Tutorial: Driver Cosimulation

Cocotb was designed to provide a common platform for hardware and software developers to interact. By integrating systems early, ideally at the block level, it’s possible to find bugs earlier in the design process.

For any given component that has a software interface there is typically a software abstraction layer or driver which communicates with the hardware. In this tutorial we will call unmodified production software from our testbench and re-use the code written to configure the entity.

For the impatient this tutorial is provided as an example with cocotb. You can run this example from a fresh checkout:

cd examples/endian_swapper/tests
make MODULE=test_endian_swapper_hal

Note

SWIG is required to compile the example

Difficulties with Driver Co-simulation

Co-simulating un-modified production software against a block-level testbench is not trivial – there are a couple of significant obstacles to overcome.

Calling the HAL from a test

Typically the software component (often referred to as a Hardware Abstraction Layer or HAL) is written in C. We need to call this software from our test written in Python. There are multiple ways to call C code from Python, in this tutorial we’ll use SWIG to generate Python bindings for our HAL.

Blocking in the driver

Another difficulty to overcome is the fact that the HAL is expecting to call a low-level function to access the hardware, often something like ioread32. We need this call to block while simulation time advances and a value is either read or written on the bus. To achieve this we link the HAL against a C library that provides the low level read/write functions. These functions in turn call into cocotb and perform the relevant access on the DUT.

Cocotb infrastructure

There are two decorators provided to enable this flow, which are typically used together to achieve the required functionality. The cocotb.external decorator turns a normal function that isn’t a coroutine into a blocking coroutine (by running the function in a separate thread). The cocotb.function decorator allows a coroutine that consumes simulation time to be called by a normal thread. The call sequence looks like this:

_images/hal_cosimulation.svg

Implementation

Register Map
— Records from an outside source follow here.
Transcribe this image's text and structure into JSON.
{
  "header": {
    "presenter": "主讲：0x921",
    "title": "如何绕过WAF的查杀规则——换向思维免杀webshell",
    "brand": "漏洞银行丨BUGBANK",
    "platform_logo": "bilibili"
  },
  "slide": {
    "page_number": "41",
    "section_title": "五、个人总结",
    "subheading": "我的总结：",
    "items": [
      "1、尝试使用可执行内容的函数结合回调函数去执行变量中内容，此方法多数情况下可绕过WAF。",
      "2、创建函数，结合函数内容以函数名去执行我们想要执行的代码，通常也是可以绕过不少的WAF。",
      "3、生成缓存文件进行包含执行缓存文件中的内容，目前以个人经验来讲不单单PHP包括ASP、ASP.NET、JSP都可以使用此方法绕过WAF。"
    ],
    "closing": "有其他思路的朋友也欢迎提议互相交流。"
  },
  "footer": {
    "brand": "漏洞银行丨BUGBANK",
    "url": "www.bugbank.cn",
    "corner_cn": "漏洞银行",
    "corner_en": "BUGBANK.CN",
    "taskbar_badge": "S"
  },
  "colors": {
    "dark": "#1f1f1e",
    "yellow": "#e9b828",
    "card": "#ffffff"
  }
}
The endian swapper has a very simple register map:

Byte Offset Register Bits Access Description
0 CONTROL 0 R/W Enable
31:1 N/A Reserved
4 PACKET_COUNT 31:0 RO Num Packets

HAL

To keep things simple we use the same RTL from the Tutorial: Endian Swapper. We write a simplistic HAL which provides the following functions:

endian_swapper_enable(endian_swapper_state_t *state);
endian_swapper_disable(endian_swapper_state_t *state);
endian_swapper_get_count(endian_swapper_state_t *state);

These functions call IORD and IOWR – usually provided by the Altera NIOS framework.

IO Module

This module acts as the bridge between the C HAL and the Python testbench. It exposes the IORD and IOWR calls to link the HAL against, but also provides a Python interface to allow the read/write bindings to be dynamically set (through set_write_function and set_read_function module functions).

In a more complicated scenario, this could act as an interconnect, dispatching the access to the appropriate driver depending on address decoding, for instance.

Testbench

First of all we set up a clock, create an Avalon Master interface and reset the DUT. Then we create two functions that are wrapped with the cocotb.function decorator to be called when the HAL attempts to perform a read or write. These are then passed to the IO Module:

@cocotb.function
def read(address):
    master.log.debug("External source: reading address 0x%08X" % address)
    value = yield master.read(address)
    master.log.debug("Reading complete: got value 0x%08x" % value)
    raise ReturnValue(value)

@cocotb.function
def write(address, value):
    master.log.debug("Write called for 0x%08X -> %d" % (address, value))
    yield master.write(address, value)
    master.log.debug("Write complete")

io_module.set_write_function(write)
io_module.set_read_function(read)

We can then initialise the HAL and call functions, using the cocotb.external decorator to turn the normal function into a blocking coroutine that we can yield:

state = hal.endian_swapper_init(0)
yield cocotb.external(hal.endian_swapper_enable)(state)

The HAL will perform whatever calls it needs, accessing the DUT through the Avalon-MM driver, and control will return to the testbench when the function returns.

Note

The decorator is applied to the function before it is called.

Further Work

In future tutorials we’ll consider co-simulating unmodified drivers written using mmap (for example built upon the UIO framework) and consider interfacing with emulators like QEMU to allow us to co-simulate when the software needs to execute on a different processor architecture.